Executives at Hippo Valley and Triangle estates overstated sugar sales in order to meet targets and reap bonuses, according to an audit by parent company Tongaat Hullet.
Tongaat on Friday said it had received the results of a six-month forensic probe into its books carried out by auditors PwC, and that the audit shows fraud across its business units, including in Zimbabwe.
Tongaat called in PwC after receiving allegations of fraud via its internal whistle-blowing channel.
Tongaat’s operations in Zimbabwe comprise the wholly owned Triangle operation and a 50.3% holding in Hippo Valley Estates. The company operates in six countries in the region.
The PwC investigation found agreements at Hippo and Triangle which were financing arrangements, but were structured as sales of significant sugar stocks. These were accounted for as sales every six months, at financial half year and year-end.
“Furthermore, even though at least part of the sugar stocks comprised raw sugar, these ‘sales’ were accounted for as sales of refined sugar, and priced accordingly.
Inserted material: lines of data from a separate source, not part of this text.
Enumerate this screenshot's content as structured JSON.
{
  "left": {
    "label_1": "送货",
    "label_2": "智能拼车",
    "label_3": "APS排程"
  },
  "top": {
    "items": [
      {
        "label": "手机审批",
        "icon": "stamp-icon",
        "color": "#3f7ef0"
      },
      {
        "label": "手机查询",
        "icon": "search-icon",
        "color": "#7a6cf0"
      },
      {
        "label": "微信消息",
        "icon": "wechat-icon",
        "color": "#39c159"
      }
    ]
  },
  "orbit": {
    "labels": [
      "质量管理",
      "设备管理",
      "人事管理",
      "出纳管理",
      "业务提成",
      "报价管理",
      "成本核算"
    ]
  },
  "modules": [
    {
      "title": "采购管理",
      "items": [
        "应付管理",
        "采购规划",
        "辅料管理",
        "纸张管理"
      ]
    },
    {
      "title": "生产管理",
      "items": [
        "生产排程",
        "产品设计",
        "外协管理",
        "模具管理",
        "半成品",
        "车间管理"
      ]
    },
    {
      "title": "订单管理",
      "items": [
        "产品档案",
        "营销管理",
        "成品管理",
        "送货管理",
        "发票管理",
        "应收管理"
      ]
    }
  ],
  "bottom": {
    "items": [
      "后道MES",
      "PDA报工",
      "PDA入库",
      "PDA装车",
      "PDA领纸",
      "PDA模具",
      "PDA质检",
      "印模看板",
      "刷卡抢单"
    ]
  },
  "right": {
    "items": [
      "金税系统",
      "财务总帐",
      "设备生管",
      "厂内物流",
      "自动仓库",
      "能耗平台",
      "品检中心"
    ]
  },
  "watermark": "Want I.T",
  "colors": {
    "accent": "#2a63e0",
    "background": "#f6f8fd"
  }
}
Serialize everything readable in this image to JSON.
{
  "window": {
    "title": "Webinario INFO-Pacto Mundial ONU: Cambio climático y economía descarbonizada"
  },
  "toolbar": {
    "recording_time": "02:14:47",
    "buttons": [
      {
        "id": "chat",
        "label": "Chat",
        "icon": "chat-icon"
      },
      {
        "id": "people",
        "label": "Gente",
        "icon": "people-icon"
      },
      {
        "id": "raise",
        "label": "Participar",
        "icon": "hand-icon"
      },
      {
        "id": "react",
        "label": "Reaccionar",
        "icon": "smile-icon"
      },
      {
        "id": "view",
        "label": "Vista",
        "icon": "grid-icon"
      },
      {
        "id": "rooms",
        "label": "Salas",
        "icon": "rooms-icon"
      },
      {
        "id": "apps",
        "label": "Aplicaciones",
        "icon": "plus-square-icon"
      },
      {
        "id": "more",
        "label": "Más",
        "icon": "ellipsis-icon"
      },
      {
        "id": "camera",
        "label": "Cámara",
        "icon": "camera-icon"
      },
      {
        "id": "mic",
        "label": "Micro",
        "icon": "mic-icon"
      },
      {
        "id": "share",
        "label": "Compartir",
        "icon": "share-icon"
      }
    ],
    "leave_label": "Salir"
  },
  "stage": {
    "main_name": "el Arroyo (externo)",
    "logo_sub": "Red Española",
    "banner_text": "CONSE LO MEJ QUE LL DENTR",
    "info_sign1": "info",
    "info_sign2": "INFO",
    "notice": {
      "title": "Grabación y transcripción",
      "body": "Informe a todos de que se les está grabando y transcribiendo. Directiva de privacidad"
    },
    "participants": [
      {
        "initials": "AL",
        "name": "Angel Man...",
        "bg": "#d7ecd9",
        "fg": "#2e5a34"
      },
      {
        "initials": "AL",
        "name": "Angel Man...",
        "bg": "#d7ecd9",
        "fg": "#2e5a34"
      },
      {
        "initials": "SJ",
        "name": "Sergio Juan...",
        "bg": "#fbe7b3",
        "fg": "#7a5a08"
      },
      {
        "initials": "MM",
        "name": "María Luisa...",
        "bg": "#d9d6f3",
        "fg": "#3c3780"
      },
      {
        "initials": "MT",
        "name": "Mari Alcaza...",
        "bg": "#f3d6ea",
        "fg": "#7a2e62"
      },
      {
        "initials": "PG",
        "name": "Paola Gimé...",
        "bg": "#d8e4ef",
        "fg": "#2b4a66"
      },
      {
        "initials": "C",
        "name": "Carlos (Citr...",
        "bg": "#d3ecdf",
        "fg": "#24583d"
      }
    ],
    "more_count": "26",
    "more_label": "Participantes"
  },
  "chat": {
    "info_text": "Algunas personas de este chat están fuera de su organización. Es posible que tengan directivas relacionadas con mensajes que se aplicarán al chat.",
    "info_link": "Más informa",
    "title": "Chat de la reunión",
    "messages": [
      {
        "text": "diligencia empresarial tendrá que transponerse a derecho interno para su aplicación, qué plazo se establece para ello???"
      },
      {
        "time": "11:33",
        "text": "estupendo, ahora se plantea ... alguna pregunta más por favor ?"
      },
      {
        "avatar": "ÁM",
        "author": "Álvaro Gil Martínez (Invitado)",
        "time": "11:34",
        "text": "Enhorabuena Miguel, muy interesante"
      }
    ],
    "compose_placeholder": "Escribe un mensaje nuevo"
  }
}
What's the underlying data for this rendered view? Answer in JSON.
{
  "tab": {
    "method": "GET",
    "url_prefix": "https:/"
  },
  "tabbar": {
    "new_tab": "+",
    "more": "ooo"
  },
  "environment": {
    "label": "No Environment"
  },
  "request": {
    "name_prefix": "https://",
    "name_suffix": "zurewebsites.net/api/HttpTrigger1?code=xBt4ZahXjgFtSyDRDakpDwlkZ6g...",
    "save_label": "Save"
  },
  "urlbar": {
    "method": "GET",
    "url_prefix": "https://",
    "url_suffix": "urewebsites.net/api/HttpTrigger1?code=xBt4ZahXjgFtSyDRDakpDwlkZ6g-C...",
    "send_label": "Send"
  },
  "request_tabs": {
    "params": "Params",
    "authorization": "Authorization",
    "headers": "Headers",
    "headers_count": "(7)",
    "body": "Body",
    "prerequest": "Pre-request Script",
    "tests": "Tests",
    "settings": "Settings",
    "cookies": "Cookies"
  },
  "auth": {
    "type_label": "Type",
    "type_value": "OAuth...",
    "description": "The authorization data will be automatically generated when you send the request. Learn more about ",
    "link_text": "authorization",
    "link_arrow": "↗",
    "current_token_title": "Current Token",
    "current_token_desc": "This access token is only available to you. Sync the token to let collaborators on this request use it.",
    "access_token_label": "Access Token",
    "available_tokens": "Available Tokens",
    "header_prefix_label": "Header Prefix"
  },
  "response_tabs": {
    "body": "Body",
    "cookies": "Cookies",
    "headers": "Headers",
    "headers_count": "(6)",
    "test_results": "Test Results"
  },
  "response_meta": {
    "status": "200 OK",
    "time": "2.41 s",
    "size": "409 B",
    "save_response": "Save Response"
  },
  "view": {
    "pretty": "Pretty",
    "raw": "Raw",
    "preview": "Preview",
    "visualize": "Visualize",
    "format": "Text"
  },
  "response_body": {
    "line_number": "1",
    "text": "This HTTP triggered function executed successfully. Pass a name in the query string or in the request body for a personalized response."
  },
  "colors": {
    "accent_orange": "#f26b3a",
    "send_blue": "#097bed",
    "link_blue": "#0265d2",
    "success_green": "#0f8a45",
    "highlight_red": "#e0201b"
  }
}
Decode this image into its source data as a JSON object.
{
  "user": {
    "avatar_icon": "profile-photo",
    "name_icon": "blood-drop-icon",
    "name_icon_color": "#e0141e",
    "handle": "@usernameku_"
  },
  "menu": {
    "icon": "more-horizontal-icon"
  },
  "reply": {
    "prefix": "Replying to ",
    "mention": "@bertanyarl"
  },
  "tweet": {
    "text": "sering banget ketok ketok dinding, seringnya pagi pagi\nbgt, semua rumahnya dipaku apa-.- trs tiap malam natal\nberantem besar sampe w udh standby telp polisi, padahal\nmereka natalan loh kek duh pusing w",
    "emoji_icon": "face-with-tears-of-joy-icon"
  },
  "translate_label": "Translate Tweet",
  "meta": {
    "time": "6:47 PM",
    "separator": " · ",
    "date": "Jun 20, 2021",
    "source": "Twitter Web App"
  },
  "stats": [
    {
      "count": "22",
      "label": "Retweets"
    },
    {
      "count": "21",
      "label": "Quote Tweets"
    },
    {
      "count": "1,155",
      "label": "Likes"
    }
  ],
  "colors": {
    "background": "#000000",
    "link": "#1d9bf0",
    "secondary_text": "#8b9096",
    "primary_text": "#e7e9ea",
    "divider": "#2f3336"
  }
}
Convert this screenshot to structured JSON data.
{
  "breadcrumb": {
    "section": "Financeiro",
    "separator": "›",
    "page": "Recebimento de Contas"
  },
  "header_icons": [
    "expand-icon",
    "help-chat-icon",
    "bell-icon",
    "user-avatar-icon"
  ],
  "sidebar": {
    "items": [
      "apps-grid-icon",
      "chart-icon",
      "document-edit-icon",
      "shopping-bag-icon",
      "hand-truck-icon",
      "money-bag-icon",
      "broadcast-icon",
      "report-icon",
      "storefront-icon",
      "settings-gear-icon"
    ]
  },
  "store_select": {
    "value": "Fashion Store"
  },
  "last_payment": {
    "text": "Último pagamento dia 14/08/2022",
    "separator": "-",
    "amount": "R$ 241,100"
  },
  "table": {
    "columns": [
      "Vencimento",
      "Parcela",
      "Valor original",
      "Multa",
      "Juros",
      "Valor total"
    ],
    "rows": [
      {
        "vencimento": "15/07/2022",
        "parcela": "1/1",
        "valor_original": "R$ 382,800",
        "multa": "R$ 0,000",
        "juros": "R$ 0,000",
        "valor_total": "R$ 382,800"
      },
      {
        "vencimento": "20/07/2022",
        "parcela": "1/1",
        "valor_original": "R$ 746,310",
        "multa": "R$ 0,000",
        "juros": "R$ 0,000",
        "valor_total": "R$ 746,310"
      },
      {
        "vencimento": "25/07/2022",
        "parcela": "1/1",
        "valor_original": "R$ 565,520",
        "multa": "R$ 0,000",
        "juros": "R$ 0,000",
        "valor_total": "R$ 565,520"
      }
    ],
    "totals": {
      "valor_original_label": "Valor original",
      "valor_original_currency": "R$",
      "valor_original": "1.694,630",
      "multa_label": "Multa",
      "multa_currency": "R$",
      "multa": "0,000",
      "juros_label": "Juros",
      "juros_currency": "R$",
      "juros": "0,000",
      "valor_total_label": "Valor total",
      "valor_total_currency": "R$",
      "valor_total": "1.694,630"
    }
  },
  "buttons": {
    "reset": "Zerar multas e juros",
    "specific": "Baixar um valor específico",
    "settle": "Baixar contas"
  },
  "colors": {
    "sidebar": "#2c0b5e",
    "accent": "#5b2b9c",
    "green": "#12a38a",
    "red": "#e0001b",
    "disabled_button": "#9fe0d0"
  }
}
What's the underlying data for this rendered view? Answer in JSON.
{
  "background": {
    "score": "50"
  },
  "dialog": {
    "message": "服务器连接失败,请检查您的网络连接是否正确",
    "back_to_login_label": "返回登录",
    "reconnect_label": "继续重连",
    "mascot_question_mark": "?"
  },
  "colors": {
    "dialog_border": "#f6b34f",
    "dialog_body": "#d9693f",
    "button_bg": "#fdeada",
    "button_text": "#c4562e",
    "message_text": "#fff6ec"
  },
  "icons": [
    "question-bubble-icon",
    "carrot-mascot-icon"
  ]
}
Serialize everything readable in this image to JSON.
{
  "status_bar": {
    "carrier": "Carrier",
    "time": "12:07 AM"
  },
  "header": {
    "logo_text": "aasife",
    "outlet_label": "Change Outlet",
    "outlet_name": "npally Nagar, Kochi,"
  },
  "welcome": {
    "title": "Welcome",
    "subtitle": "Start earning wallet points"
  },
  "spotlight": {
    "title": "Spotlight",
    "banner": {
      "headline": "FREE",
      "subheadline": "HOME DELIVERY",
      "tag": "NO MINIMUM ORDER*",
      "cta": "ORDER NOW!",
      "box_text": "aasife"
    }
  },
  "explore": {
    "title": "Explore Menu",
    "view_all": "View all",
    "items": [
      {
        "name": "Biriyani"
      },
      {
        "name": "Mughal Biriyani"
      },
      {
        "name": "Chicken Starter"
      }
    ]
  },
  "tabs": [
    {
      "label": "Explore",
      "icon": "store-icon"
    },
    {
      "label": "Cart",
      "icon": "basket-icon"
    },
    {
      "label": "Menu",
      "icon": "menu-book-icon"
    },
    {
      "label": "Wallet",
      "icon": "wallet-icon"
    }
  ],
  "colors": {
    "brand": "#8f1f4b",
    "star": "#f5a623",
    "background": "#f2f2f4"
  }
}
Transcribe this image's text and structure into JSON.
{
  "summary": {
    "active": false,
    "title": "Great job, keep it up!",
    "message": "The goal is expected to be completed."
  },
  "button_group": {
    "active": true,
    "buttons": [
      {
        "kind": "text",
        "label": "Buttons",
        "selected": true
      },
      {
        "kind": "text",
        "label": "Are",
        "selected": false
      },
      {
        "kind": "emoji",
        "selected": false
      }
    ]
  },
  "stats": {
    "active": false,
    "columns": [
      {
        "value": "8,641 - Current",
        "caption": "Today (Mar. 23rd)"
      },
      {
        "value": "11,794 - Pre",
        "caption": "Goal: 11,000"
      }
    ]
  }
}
As a result, revenue pertaining to sugar sales was overstated,” the report says.
The report names executives responsible for the fraud across all its operations. Among those listed are officials at Tongaat’s Zimbabwe arm:
“The PwC Investigation found that the senior executives involved in some or all of the above practices, to a greater or lesser extent, include, inter alia, in alphabetical order: Mr John Chibwe (Hippo Valley Estates Finance Director), Mr Michael Deighton (former managing director of Tongaat Hullet Development), Mr Steve Frampton (former Zimbabwe Sugar Sales General Manager), Mr Shelton Nhari (Triangle Finance Director), Mr Sydney Mtsambiwa (former managing director of Tongaat Hullet Limited’s Zimbabwean operations), Mr Les Munro (former Finance Executive of Tongaat Hulett SA Sugar), Mr Murray Munro (former Chief Financial Officer of THL), Mr Raphael Pfunye (Zimbabwe Sugar Sales Finance Executive), Mr Sean Slabbert (former Finance Executive of THL) and Mr Peter Staude (former Chief Executive Officer of Tongaat Hulett).”
Mtsambiwa briefly acted as Tongaat group CEO before the arrival of Gavin Hudson in February this year.
According to PwC, the overstatements may have been due to incentives that senior executives would receive if they reached certain targets.
“From the PwC investigation, it appears that personal financial enrichment of key senior employees was largely limited to the financial incentives paid to them during the years in which they achieved their employment targets,” Tongaat says.
Tongaat is now taking action to recover bonuses and benefits paid to the executives. The company also wants the officials blacklisted as “delinquent directors or otherwise incapable of occupying fiduciary positions”. Tongaat is engaging law enforcement agencies in South Africa, Mozambique and Zimbabwe for prosecution on some of the cases “where applicable”.
In June, Tongaat asked for its shares to be suspended on the Johannesburg Stock Exchange after it was found that its financial results for the year to March 2018 had been inflated by between R3.5 billion and R4.5 billion.
Tongaat’s JSE suspension, in turn, saw the Zimbabwe Stock Exchange (ZSE) suspending Hippo Valley in August after missing three deadlines to publish its full year results to March.
Hippo Valley failed to release results by the mandatory June 30 deadline. The ZSE requires listed firms to release results within three months of the end of a reporting period. Hippo then went on to miss two other extended deadlines, on July 31 and on August 14.
The mills at Hippo Valley and Triangle have a combined milling capacity to crush more than 4.8 million tons of cane annually and produce over 640 000 tonnes of sugar. Refining capacity is 140 000 tons per year.
This year, Zimbabwe expects sugar production at 490 000 tonnes, which is 6% more than in the last season. This would be higher than the country’s annual consumption of 350 000 tonnes, making Zimbabwe a net exporter of sugar.
Earlier in November, Tongaat announced a US$40 million investment plan to increase sugar production in Zimbabwe by 50 000 tonnes, through opening up an additional 4000 hectares of virgin land to local cane farmers.